PROVIDED DATA —
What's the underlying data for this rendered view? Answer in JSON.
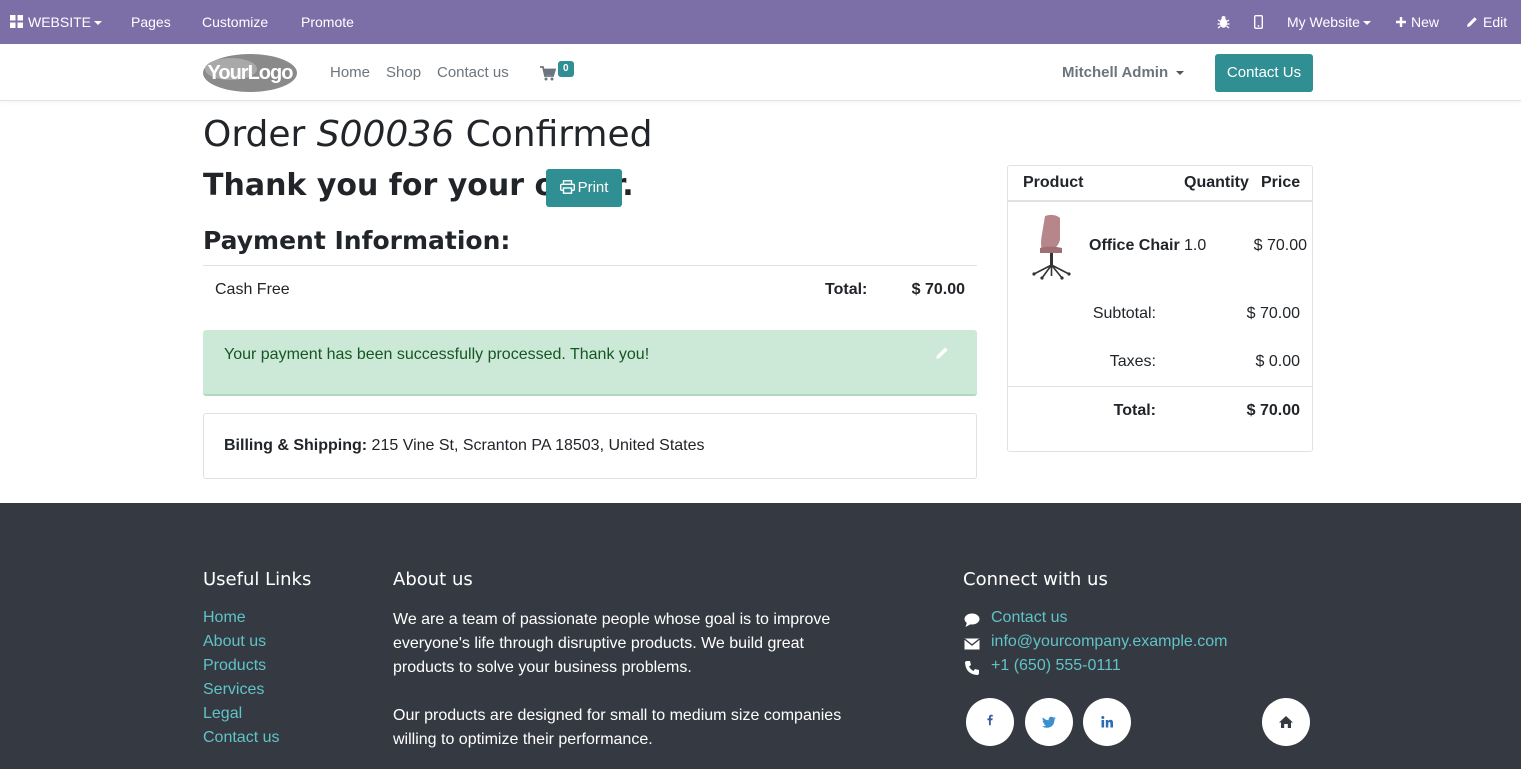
{
  "admin_bar": {
    "website_menu": "WEBSITE",
    "pages": "Pages",
    "customize": "Customize",
    "promote": "Promote",
    "website_selector": "My Website",
    "new_label": "New",
    "edit_label": "Edit",
    "background_color": "#7c6fa8"
  },
  "header": {
    "logo_text": "YourLogo",
    "nav": [
      "Home",
      "Shop",
      "Contact us"
    ],
    "cart_count": "0",
    "user_name": "Mitchell Admin",
    "contact_button": "Contact Us",
    "accent_color": "#2f8f93"
  },
  "order": {
    "title_prefix": "Order",
    "order_ref": "S00036",
    "title_suffix": "Confirmed",
    "thank_you": "Thank you for your order.",
    "print_label": "Print",
    "payment_heading": "Payment Information:",
    "payment_method": "Cash Free",
    "total_label": "Total:",
    "total_value": "$ 70.00",
    "success_message": "Your payment has been successfully processed. Thank you!",
    "billing_label": "Billing & Shipping:",
    "billing_address": "215 Vine St, Scranton PA 18503, United States"
  },
  "summary": {
    "headers": [
      "Product",
      "Quantity",
      "Price"
    ],
    "item": {
      "name": "Office Chair",
      "quantity": "1.0",
      "price": "$ 70.00"
    },
    "subtotal_label": "Subtotal:",
    "subtotal_value": "$ 70.00",
    "taxes_label": "Taxes:",
    "taxes_value": "$ 0.00",
    "total_label": "Total:",
    "total_value": "$ 70.00"
  },
  "footer": {
    "useful_links_title": "Useful Links",
    "useful_links": [
      "Home",
      "About us",
      "Products",
      "Services",
      "Legal",
      "Contact us"
    ],
    "about_title": "About us",
    "about_p1": "We are a team of passionate people whose goal is to improve everyone's life through disruptive products. We build great products to solve your business problems.",
    "about_p2": "Our products are designed for small to medium size companies willing to optimize their performance.",
    "connect_title": "Connect with us",
    "contact_link": "Contact us",
    "email": "info@yourcompany.example.com",
    "phone": "+1 (650) 555-0111",
    "social_icons": [
      "facebook-icon",
      "twitter-icon",
      "linkedin-icon",
      "home-icon"
    ],
    "background_color": "#353a42",
    "link_color": "#5fc3c8"
  }
}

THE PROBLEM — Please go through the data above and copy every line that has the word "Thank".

RESPONSE AREA —
    "thank_you": "Thank you for your order.",
    "success_message": "Your payment has been successfully processed. Thank you!",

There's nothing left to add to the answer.